===== Dataset

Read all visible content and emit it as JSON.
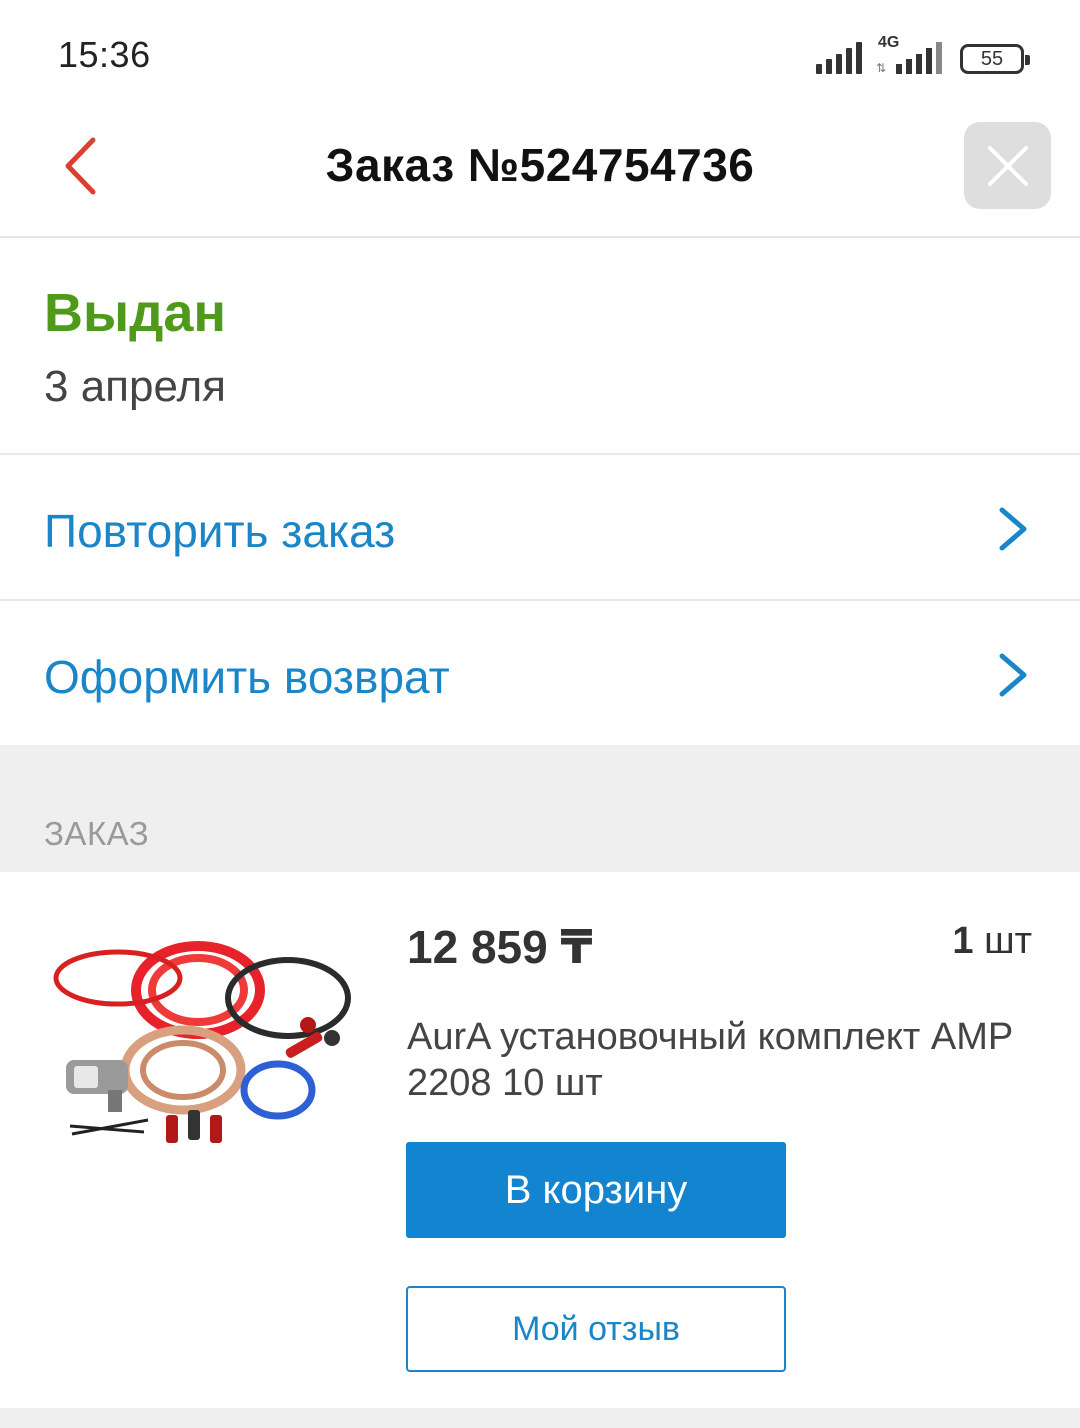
{
  "status_bar": {
    "time": "15:36",
    "network_label": "4G",
    "battery": "55",
    "icons": [
      "signal-icon",
      "signal-4g-icon",
      "battery-icon"
    ]
  },
  "header": {
    "title": "Заказ №524754736",
    "back_icon": "chevron-left-icon",
    "close_icon": "close-icon",
    "accent_color": "#d9402f"
  },
  "order": {
    "status": "Выдан",
    "status_color": "#4f9a1a",
    "date": "3 апреля"
  },
  "actions": [
    {
      "label": "Повторить заказ",
      "icon": "chevron-right-icon"
    },
    {
      "label": "Оформить возврат",
      "icon": "chevron-right-icon"
    }
  ],
  "section": {
    "title": "ЗАКАЗ"
  },
  "product": {
    "price": "12 859 ₸",
    "qty_number": "1",
    "qty_unit": "шт",
    "name": "AurA установочный комплект AMP 2208 10 шт",
    "image": "amp-wiring-kit-image",
    "cart_button": "В корзину",
    "review_button": "Мой отзыв",
    "link_color": "#1a86c8",
    "button_color": "#1384d0"
  }
}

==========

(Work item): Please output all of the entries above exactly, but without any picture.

(Solution for this problem):
Read all visible content and emit it as JSON.
{
  "status_bar": {
    "time": "15:36",
    "network_label": "4G",
    "battery": "55",
    "icons": [
      "signal-icon",
      "signal-4g-icon",
      "battery-icon"
    ]
  },
  "header": {
    "title": "Заказ №524754736",
    "back_icon": "chevron-left-icon",
    "close_icon": "close-icon",
    "accent_color": "#d9402f"
  },
  "order": {
    "status": "Выдан",
    "status_color": "#4f9a1a",
    "date": "3 апреля"
  },
  "actions": [
    {
      "label": "Повторить заказ",
      "icon": "chevron-right-icon"
    },
    {
      "label": "Оформить возврат",
      "icon": "chevron-right-icon"
    }
  ],
  "section": {
    "title": "ЗАКАЗ"
  },
  "product": {
    "price": "12 859 ₸",
    "qty_number": "1",
    "qty_unit": "шт",
    "name": "AurA установочный комплект AMP 2208 10 шт",
    "image": "amp-wiring-kit-image",
    "cart_button": "В корзину",
    "review_button": "Мой отзыв",
    "link_color": "#1a86c8",
    "button_color": "#1384d0"
  }
}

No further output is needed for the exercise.